## Assignment:
Each line of the listing that includes "JSON" should be reported.

## Source data:
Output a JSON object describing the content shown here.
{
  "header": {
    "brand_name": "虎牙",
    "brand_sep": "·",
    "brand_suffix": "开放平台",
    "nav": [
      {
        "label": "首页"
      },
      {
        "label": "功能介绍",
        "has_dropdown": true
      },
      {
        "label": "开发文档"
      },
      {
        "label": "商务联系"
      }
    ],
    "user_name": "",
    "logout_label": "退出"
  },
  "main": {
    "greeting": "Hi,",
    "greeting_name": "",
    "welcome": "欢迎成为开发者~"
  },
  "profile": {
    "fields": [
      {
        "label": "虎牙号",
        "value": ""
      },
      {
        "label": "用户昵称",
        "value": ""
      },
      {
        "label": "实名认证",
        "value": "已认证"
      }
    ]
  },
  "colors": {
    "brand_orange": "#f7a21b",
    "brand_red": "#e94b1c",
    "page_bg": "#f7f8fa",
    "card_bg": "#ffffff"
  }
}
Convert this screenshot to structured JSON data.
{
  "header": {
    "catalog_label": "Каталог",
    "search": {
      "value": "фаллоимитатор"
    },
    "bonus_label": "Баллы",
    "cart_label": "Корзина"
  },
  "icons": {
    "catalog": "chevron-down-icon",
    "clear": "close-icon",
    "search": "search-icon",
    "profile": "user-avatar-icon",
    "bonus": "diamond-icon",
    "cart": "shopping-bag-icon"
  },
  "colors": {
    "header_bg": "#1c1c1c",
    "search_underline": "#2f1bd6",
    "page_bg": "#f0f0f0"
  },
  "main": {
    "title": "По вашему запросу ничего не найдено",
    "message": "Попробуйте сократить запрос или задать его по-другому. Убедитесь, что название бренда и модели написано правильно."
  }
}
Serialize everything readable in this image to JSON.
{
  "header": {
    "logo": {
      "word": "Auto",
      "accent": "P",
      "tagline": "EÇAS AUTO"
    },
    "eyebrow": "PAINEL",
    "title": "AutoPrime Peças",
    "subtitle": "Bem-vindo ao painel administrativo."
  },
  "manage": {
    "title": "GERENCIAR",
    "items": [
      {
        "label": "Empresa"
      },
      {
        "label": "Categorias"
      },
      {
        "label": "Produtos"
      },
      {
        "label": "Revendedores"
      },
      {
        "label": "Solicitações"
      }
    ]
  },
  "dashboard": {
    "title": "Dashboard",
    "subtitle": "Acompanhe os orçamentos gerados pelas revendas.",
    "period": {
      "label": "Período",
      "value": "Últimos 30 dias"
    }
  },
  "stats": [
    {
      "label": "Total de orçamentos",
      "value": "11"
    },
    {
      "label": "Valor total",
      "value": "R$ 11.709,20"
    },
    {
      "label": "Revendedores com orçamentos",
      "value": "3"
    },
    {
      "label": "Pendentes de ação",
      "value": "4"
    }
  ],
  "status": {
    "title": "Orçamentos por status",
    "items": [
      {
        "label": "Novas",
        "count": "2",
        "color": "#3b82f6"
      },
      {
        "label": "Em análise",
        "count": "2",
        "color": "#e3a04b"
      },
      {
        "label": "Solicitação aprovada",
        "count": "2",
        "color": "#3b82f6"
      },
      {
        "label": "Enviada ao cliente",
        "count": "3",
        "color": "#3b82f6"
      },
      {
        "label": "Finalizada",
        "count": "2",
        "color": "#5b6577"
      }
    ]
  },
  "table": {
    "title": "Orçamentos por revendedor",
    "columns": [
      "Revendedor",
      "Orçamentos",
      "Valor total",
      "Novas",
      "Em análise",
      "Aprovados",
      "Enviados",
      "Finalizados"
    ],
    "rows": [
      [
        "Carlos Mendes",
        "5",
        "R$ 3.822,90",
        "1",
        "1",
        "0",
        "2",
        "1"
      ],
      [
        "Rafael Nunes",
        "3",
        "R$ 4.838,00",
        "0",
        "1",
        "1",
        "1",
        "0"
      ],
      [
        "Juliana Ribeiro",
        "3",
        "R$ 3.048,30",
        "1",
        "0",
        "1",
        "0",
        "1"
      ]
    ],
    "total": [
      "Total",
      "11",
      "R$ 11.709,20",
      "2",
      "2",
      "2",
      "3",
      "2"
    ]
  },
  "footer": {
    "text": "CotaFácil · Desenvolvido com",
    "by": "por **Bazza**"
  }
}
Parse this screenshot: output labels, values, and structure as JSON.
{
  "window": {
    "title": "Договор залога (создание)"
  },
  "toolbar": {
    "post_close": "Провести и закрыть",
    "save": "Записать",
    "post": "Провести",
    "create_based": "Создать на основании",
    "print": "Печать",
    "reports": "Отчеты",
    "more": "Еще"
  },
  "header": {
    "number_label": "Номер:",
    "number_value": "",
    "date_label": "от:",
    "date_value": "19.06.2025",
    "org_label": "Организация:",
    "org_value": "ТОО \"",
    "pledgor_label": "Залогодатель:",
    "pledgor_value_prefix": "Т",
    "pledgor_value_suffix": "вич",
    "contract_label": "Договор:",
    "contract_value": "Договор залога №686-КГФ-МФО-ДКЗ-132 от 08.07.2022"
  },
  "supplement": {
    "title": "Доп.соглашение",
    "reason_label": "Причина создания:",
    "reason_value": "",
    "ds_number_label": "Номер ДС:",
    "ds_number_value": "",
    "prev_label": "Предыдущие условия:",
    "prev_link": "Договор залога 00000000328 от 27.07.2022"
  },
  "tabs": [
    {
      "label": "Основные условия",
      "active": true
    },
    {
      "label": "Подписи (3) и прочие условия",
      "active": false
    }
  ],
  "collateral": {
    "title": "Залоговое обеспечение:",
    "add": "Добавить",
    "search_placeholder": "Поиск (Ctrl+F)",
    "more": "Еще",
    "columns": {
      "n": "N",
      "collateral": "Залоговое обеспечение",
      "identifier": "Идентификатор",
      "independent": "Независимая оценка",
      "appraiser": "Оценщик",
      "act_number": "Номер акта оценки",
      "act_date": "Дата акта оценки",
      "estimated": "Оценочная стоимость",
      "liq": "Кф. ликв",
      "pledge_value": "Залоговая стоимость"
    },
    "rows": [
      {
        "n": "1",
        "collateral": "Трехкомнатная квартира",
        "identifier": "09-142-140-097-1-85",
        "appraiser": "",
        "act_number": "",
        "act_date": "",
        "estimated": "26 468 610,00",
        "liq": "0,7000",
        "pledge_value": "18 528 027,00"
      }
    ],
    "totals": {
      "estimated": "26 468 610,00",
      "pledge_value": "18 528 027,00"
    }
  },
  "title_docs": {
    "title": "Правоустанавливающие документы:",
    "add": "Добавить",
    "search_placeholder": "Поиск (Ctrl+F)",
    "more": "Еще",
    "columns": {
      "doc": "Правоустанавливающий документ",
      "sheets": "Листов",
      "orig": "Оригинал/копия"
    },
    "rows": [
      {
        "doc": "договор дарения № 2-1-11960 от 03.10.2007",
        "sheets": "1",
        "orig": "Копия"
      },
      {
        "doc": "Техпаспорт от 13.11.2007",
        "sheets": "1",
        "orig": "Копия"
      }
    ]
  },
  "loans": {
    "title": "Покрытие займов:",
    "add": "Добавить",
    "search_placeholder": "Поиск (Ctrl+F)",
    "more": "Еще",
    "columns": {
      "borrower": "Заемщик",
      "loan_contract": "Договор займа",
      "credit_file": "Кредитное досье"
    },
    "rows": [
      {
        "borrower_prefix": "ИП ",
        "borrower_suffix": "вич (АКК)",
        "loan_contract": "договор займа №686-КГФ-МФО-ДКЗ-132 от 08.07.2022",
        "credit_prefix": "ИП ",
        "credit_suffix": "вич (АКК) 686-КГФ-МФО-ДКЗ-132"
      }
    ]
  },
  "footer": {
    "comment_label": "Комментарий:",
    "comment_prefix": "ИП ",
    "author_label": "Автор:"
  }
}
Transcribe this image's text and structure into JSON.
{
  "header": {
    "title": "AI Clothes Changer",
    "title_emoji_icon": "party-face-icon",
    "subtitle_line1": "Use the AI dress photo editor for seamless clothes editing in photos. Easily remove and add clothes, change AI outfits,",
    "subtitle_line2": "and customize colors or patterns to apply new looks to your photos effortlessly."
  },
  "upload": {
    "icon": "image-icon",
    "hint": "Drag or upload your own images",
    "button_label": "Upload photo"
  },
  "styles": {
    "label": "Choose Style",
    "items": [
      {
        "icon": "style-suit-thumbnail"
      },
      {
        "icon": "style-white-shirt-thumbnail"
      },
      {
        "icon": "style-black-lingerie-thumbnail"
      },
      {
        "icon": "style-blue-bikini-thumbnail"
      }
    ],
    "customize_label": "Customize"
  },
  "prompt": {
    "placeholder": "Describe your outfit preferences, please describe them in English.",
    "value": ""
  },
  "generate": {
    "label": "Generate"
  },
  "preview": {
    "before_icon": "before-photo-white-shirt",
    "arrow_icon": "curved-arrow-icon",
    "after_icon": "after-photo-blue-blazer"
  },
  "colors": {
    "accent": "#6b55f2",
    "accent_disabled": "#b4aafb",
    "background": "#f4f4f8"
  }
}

## Solution for this task:
Output a JSON object describing the content shown here.
Convert this screenshot to structured JSON data.
Serialize everything readable in this image to JSON.
Parse this screenshot: output labels, values, and structure as JSON.
Transcribe this image's text and structure into JSON.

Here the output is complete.